Smart agents do not rely on pre-programmed rules and do not try to anticipate every possible scenario. Instead, smart agents create profiles specific to each entity and behave according to their goals, observations, and the knowledge that they continuously acquire through their interactions with other smart agents. Each Smart agent pulls all relevant data across multiple channels, irrespectively to the type or format and source of the data, to produce robust virtual profiles. Each profile is automatically updated in real-time and the resulting intelligence is shared across the smart agents. This one-to-one behavioral profiling provides unprecedented, omni-channel visibility into the behavior of an entity.

Smart agents can represent any entity and enable best-in-class performance with minimal operational and capital resource requirements. Smart agents automatically validate the coherence of the data, perform the features learning, data enrichment as well as one-to-one profiles creation. Since they focus on updating the profile based on the actions and activities of the entity, they store only the relevant information and intelligence rather than storing the raw incoming data they are analyzing, which achieves enormous compression in storage.

Legacy technologies in machine learning generally relies on databases. A database uses tables to store structured data. Tables cannot store knowledge or behaviors. Artificial intelligence and machine learning systems requires storing knowledge and behaviors. Smart-Agents bring a powerful, distributed file system specifically designed to store knowledge and behaviors. This distributed architecture allows lightning speed response times (below 1 millisecond) on entry level servers as well as end-to-end encryption and traceability. The distributed architecture allows for unlimited scalability and resilience to disruption as it has no single point of failure.

In conclusion, a comprehensive intelligent solution must combine the benefits of existing artificial intelligence and machine learning techniques with the unique capabilities of Smart-Agents technology.

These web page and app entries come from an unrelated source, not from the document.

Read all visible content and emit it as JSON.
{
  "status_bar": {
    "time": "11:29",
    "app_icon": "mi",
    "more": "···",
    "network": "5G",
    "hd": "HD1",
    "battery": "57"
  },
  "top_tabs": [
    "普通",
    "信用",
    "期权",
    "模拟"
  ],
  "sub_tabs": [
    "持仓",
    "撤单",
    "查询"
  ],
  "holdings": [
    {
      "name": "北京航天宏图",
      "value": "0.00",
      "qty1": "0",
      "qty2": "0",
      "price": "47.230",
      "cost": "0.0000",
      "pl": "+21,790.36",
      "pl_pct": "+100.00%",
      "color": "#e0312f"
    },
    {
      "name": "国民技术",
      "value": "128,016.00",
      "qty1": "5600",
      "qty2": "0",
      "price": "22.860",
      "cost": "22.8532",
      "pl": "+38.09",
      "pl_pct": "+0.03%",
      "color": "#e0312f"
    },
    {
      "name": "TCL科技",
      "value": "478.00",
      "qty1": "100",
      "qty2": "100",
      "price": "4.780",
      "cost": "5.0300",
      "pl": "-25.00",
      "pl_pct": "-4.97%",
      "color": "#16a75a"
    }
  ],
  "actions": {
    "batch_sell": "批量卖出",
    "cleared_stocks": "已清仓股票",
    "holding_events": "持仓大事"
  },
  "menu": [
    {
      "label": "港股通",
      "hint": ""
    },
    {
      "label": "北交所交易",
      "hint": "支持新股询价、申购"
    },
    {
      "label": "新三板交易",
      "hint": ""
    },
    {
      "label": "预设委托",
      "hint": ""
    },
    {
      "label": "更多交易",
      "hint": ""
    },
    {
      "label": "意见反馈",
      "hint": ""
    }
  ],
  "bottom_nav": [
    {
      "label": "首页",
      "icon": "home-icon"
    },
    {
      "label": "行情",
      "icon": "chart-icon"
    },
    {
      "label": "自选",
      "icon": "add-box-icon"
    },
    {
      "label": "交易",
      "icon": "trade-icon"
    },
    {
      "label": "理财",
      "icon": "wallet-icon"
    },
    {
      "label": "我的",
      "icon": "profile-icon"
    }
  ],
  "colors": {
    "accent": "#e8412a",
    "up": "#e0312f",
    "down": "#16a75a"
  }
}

The result is a comprehensive solution that is intelligent, self-learning and adaptive.